Monday, April 26, 2010

Don't Stop in the Middle

Saturday morning I was weary from concern over a number of family related trials large and small. My son-in-law has been diagnosed with pneumonia and we are worried because the pain and fever are persisting longer than we'd expected. Grandson Daniel is teething and so neither he nor his tired Mama are resting well. And, when I'd taken Mom's coffee in that morning, I'd found her sitting on the floor beside her bed. She calmly said, "I can't figure out how to get up from here." Blessedly, son Jonathan was home for a visit, and he and my husband easily lifted Mom to her feet. What would I have done if they hadn't been here?

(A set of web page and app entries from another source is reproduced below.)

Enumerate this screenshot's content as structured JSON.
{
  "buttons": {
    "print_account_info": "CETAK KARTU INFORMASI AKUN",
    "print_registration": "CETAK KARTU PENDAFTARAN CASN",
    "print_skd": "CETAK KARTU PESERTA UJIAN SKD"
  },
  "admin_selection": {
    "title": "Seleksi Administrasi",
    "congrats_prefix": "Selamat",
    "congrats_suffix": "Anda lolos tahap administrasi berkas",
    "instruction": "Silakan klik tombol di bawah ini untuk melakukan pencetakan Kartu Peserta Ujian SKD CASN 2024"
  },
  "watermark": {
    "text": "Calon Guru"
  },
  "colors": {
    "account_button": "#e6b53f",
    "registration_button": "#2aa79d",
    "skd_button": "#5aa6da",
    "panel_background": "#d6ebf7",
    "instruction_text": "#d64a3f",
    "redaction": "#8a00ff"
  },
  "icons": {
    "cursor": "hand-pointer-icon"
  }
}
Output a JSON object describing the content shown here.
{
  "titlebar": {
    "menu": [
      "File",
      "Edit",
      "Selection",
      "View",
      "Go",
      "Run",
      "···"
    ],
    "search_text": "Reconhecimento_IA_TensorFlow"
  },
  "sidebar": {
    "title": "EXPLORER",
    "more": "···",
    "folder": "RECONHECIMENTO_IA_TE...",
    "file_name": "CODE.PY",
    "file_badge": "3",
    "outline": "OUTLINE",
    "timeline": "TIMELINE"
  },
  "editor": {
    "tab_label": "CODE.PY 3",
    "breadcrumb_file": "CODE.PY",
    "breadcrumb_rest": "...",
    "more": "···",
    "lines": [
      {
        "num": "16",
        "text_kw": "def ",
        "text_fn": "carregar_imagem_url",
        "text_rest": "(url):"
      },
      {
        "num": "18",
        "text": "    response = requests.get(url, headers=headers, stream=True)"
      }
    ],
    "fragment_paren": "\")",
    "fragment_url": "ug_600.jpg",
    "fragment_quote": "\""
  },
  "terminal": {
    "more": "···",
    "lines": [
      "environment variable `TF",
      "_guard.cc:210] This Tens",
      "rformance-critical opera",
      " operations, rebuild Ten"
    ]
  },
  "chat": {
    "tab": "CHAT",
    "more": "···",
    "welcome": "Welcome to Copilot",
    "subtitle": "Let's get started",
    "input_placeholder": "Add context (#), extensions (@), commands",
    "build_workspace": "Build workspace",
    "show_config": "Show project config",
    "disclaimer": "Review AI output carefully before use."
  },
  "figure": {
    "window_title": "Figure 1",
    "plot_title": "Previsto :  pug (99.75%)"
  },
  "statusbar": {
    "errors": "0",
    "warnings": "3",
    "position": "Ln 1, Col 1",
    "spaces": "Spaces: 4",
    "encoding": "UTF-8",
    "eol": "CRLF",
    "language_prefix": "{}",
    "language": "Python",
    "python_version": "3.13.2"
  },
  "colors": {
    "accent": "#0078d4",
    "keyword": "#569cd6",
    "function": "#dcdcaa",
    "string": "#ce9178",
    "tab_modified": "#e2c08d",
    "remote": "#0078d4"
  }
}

I headed upstairs to complete some Saturday morning chores, and stopped halfway up, sank down, and sat, leaning my head on the banister. More than just feeling tired, I was suffering a strength robbing, low level fear of what lies ahead. Midpoint of that climb to the upstairs portion of our home, I did not want to go up to face the chores ahead. This seemed symbolic of where I am on the time line of my life. I can't go back, I don't want to move forward; and quitting in the middle doesn't seem to be an option! I trudged on up the stairs.

Likewise, I must move forward in time.

This morning, I awoke to hear Mom on the monitor, telling the cat that she didn't think her bum knee would support her weight if she were to try to stand. I lay in bed, dreading this day in particular and the future in general, when an odd thing happened. Quotes from my book began coming to mind. Having recorded much of God's counsel to me in book form offers a unique opportunity to revisit lessons past. I always feel somewhat embarrassed to struggle valiantly against some problem only to hear the Lord say, "I've taught you about this before, don't you remember?"

The future is in God’s hands, and you can trust Him. No one but the Lord knows the future. Follow Him in your present and leave tomorrow in His hands (p.10).

Now, for just a little while, the Christian may endure suffering and grief, but we look forward to a future free from sorrow and pain. Despair is not the portion of those who hope in Christ (p. 39).

In every trial the Lord offers help for the present and hope for the future (p.179).

My peace of mind returned when I recognized that I did not have to worry about “What if …” I had only to remember Who is! (p. 206)

Common sense based upon the facts of the expected progression of Alzheimer’s disease will lead to despair. Faith based upon the reality of Jesus Christ offers hope (p. 10).

Scripture: “Because of God’s tender mercy, the morning light from heaven is about to break upon us, to give light to those who sit in darkness and in the shadow of death, and to guide us to the path of peace” (Luke 1:78-79, NLT).

"I press on to take hold of that for which Christ Jesus took hold of me" (Philippians 3:12)

Saturday, April 10, 2010

Quilting Confusion

Today my daughter, Melinda, and I drove to nearby Emporia, Kansas, where I was scheduled to be the guest speaker for the Lyon County Extension Units' "spring fling." The theme this year was, "Life Can Be a Picnic." Tables were decorated with red and white checked cloths, adorable little red buckets held trail mix, and a delicious brunch of quiche, muffins, and fruit was served. My talk went well, the audience was attentive, and much to my relief they laughed in all the right places (and in none of the wrong ones, as when the slides on my PowerPoint presentation stopped progressing as I wanted).

I sold a few books and then, lest I become too big headed about the whole experience, one of the ladies confided, "You know, we really thought you were your mother-in-law when we heard your name and that you were coming to speak today."

"Yes," chimed another, "Doesn't she make quilts?"

Well, yes, my mother-in-law, Irma Born, makes the loveliest quilts I've ever seen outside of a museum display. The connection (and confusion) between my book and my mother-in-law's quilts was soon explained. A third lady told me about the Alzheimer's Quilt Initiative. She had attended a showing of the quilts in the traveling display entitled "Alzheimer's: Forgetting Piece by Piece".

It turns out that most of the ladies understood who I am and the subject matter I would cover today because they had read the article our local paper printed after I did book signing last fall. But, a few of them know my mother-in-law, and had also heard the story about the traveling display of Alzheimer's quilts--thus, the confusion.

At the end of the day, no one seemed disappointed that I had no quilts to show, my PowerPoint was a hit, and I treasured the opportunity to hear and empathize with the many and varied stories the women shared about their own experiences with a loved one's dementia. There were a few tears of empathy and lots of laughter shared.

All of this seemed to affirm the closing line of my talk: "Even when life throws things at us that are certainly no picnic, there are still joy and laughter yet to be found...because where there is love, life really can be a picnic!"

But, next time I'm invited to be a guest speaker, I think I'll take along one or two of Irma's quilts just in case!